    I was writing very quickly as the library I was in was closing. I wasn’t at all trying to suggest that what we’re doing is the equivalent of writing ‘Capital’! .-)

    I meant we’re doing the equivalent of what Marx and Engels did in the sense of *not* trying to build an organisation when the material conditions simply don’t exist* and concentrating on educational work and analytical work instead. But, no, we haven’t – and won’t be – producing the equivalent of ‘Capital’ or making claims that we’re doing that. .-)

    After Marx and Engels pulled out of the Communist League – I can’t recall if it dissolved or if they left before it dissolved – Marx wrote that he wanted a small group of no more than a dozen people who would discuss ideas, educate themselves, do research and so on. These days, with the internet (and international travel) it’s possible to have a wider circle than that, but in NZ a dozen clued-up people of integrity, dedicated to facing reality and analysing it, would be a step forward.

    At the same time, we’re also active in various things. I know I probably spend as much time on political work as I did before leaving WP, but what I spend it on now is actually much more productive, because I’m not having to deal with a load of problems I had to deal with back then, problems that really shouldn’t arise in a revolutionary group.

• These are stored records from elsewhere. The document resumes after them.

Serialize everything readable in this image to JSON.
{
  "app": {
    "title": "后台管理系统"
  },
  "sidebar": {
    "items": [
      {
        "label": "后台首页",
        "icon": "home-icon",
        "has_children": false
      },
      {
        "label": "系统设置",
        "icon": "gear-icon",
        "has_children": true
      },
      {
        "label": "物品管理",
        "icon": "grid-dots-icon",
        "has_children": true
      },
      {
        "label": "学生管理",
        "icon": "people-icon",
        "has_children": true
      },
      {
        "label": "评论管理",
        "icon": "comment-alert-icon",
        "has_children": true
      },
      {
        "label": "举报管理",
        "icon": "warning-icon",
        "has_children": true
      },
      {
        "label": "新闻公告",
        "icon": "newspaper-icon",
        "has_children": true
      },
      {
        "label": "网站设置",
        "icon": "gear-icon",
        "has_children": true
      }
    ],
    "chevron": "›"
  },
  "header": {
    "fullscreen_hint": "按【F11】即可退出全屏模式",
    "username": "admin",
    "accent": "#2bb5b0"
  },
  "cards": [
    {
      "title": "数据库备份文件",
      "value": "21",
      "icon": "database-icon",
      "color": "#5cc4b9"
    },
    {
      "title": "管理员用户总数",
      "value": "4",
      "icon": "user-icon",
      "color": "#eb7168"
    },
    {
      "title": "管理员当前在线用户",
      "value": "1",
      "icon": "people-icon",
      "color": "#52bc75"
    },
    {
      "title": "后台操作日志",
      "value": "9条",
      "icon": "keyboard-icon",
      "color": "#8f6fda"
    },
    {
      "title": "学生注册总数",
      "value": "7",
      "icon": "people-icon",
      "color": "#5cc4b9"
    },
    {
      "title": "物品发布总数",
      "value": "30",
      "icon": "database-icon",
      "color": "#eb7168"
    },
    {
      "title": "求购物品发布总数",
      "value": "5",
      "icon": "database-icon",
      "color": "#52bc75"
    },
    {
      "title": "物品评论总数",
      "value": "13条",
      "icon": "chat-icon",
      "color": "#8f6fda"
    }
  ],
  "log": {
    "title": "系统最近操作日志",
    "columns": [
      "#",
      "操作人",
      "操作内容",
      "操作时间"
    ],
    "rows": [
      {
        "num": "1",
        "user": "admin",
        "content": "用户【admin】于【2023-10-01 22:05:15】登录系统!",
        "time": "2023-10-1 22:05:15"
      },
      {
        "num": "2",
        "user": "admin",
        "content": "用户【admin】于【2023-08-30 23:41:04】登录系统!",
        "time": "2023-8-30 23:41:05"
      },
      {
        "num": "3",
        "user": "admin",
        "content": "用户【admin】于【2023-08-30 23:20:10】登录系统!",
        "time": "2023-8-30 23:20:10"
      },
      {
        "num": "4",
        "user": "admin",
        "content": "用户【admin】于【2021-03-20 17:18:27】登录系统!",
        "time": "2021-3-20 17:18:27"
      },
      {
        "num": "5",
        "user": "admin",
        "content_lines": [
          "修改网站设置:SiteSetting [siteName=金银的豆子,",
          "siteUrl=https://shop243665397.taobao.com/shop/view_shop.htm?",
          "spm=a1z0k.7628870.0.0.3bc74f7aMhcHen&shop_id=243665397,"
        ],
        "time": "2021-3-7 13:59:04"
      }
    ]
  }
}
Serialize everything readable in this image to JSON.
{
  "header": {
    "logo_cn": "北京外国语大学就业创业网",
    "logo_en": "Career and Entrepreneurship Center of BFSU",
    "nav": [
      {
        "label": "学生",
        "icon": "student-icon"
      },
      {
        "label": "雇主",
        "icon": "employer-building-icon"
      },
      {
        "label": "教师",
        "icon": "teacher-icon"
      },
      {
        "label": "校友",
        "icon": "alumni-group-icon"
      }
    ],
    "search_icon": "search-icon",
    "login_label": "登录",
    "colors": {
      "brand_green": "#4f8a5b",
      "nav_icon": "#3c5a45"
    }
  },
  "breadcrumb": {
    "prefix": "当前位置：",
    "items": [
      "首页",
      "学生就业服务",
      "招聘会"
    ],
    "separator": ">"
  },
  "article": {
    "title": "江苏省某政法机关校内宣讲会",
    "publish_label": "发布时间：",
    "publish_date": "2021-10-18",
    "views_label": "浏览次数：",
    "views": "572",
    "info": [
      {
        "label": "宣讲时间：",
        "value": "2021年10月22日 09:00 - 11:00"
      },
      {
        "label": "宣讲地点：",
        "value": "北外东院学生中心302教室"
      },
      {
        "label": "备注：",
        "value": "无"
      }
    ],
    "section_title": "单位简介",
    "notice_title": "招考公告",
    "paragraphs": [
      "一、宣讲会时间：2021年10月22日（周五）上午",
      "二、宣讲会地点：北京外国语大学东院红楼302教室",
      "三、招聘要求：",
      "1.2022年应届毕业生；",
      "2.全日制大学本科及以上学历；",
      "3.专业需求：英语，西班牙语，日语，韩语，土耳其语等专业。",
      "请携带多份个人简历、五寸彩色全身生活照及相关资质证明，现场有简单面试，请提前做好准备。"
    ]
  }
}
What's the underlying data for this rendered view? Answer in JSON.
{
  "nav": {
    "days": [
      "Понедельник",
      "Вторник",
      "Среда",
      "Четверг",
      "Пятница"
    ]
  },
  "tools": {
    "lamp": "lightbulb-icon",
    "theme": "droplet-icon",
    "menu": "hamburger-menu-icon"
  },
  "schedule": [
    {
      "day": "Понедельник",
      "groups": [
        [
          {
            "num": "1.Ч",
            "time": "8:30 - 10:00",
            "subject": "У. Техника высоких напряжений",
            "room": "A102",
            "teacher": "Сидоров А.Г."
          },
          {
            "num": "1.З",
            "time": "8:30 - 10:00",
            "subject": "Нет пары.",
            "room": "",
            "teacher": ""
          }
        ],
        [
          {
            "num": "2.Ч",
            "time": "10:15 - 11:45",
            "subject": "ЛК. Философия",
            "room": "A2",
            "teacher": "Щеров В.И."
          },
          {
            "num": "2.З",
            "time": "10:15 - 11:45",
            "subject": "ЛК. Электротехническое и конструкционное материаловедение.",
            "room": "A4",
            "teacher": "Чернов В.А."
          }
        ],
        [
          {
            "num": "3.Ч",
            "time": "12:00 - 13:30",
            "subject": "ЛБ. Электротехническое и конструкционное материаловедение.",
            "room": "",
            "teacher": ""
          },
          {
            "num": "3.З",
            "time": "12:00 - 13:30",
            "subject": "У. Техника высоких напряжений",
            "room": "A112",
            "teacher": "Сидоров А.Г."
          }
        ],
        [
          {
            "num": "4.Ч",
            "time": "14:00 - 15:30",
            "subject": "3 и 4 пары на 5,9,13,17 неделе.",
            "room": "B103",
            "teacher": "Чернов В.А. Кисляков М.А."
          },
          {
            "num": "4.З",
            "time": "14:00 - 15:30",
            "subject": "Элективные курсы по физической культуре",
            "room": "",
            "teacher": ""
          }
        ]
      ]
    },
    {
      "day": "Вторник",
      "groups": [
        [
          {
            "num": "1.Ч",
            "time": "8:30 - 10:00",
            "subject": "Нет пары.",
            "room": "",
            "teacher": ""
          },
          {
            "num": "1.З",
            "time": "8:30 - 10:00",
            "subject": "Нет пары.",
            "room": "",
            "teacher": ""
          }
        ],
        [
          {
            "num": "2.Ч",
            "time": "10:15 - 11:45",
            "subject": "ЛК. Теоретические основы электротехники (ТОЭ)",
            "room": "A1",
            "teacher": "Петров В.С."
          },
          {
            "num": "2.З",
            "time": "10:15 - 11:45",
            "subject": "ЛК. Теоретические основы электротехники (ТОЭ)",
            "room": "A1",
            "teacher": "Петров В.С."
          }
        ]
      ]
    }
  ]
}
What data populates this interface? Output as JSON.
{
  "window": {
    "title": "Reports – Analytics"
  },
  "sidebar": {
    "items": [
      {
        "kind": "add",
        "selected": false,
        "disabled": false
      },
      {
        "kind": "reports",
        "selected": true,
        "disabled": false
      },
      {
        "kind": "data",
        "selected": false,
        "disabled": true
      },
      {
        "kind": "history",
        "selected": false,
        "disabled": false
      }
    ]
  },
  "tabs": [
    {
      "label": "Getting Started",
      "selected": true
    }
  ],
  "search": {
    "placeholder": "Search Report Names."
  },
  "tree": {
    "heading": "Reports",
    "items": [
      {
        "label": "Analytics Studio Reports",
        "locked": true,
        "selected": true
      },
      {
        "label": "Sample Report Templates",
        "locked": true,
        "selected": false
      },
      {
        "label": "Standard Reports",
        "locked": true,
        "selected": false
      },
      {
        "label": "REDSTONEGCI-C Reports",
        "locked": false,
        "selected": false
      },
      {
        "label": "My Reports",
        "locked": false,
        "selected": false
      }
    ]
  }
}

    My PhD was on the White New Zealand policy and covers the years of its formation and development, which was basically 1880-1920. The door was firmly closed on Chinese immigration with a 1920 piece of legislation and the policy ceased to be an issue in NZ politics. When the poll tax was eventually removed, several decades later, it was because of NZ imperialism’s needs in World War 2 – in this case ideological needs, rather than labour needs.

    The first few chapters are up on the blog, and I’ll get the rest of it up on the blog over the next month or two.

    My MA was on Irish political movements of the early 1900s and is already on the internet, on the Irish politics blog I do.

    Phil

  5. […] Symposium on the way forward, 2: What is to be done about the radical left in New Zealand? October 10, 2014 […]

  6. PhilF says:

    Sue Bradford draws a distinction bbetween the left that wants to manage the system and make it nicer and what she calls the ‘transformative left’. The problem with her think-tank is the one O’Shay mentions – which of these lefts will it represent.

    I’m in favour of something like an Institute for Workers Power or a Centre for Marxist Education, a centre which is unambiguously anti-capitalist and which doesn’t have illusions in the NZ state, doesn’t promote left-nationalism etc.

    But short of winning Lotto, I don’t see a way to develop such a centre.

    Phil

  7. […] See also: Symposium Contribution 1, The Mana Movement and the left Symposium Contribution 2, What is to be done about the radical left in New Zealand […]